Buckeye Lake Village officials were reluctant to discuss the issue on the record. “I don’t want to go out on a limb and support it, only to have the state cut it off,” one said. “I might have blown a stick or two when I was younger,” another said. “But that doesn’t mean I’m going to stick my neck out there until I know we have something.”
That “have something” could provide a nearly million dollar fix to the village’s budget. Harry Callahan of the Ohio Department of Public Safety said officials have read about the village’s need for a new police cruiser. “If this comes through, we’ll turn over four new OSHP cruisers to the village immediately,” he promised. “We can’t locate our first marijuana clinic in a village where the cruisers are more likely to be in the shop than on the road.”
Doobie promised more “swag” to the village. “You would get 40 percent of the local excise tax with 60 percent going to Licking County,” he said. Your share should be at least $250,000 a year, particularly if ACP has a ‘Dr. Feelgood’ signing off on the patient assessments.” Buckeye Lake would also have the option of assessing a maximum 10 percent “Munchies tax” on all restaurant sales within one mile of the clinic. “Think of all the travelers you could tax when they pull off the interstate to eat,” Doobie added.
There are also some employment opportunities.
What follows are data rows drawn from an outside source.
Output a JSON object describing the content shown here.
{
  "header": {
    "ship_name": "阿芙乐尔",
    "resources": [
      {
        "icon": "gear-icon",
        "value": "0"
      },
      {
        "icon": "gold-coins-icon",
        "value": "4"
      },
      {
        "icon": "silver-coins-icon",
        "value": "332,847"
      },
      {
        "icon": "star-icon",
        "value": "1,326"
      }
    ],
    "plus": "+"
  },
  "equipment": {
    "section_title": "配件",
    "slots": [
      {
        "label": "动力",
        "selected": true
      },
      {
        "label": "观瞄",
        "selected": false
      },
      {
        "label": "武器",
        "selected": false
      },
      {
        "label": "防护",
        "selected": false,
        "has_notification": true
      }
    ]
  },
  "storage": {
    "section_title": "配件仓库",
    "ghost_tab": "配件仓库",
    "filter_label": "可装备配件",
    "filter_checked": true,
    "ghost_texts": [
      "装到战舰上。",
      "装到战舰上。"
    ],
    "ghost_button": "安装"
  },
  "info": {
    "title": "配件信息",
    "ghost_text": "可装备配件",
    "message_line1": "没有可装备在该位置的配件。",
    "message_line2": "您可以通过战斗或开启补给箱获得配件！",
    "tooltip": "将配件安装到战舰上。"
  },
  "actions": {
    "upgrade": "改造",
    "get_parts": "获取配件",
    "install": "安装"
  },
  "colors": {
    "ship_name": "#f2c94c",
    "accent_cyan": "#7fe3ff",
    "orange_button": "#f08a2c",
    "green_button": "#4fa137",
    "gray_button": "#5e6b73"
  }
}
Bogart said ACP expects to start with about 24 patient “navigators.” The job requires a high school diploma or GED and about a week of on-thejob training. Navigators, who will work under the direction and authority of the medical director, will handle most patient assessments and help patients qualify for Obamacare reimbursement. The salaried positions start at $29,000 a year.
There will also be employment opportunities for security professionals or as Bogart calls it, “Our Integrity Team.” He hopes to talk with some retired local police chiefs about heading the team. “Integrity and safety is very important to ACP,” he added.
A Columbus restaurateur already has an option to purchase the former Burger King restaurant. Samuel Kush hopes to license the Beatles song, “Yellow Submarine” to use as the name of his gluten-free sub shop. Kush plans to use hemp flour as part of his gluten-free blend.
Not surprisingly, not everyone is thrilled with idea of selling marijuana legally for any reason. Opponents have formed Residents Opposed to All Cultivated Hemp or ROACH for short. “This so-called ‘clinic’ will attract dopers from all over the country. They might be spending money in our restaurants, but the stoners will also be pulling out in front of other vehicles, causing hundreds of wrecks,” one ROACH member said. “We know it’s all about the tax money, but at some point we have to put our morals ahead of money,” another member said. “We’re selling our souls for a free ride. If the village needs more money, let’s get it the old-fashioned way. Cut expenses or ask voters to pay more taxes.”
Local residents will have an opportunity to have their say at a 7 a.m. hearing on Tuesday, April 1, in the Buckeye Lake Village offices on Ohio 79. Doobie said officials are willing to listen to everyone. “We’re not just blowing smoke.”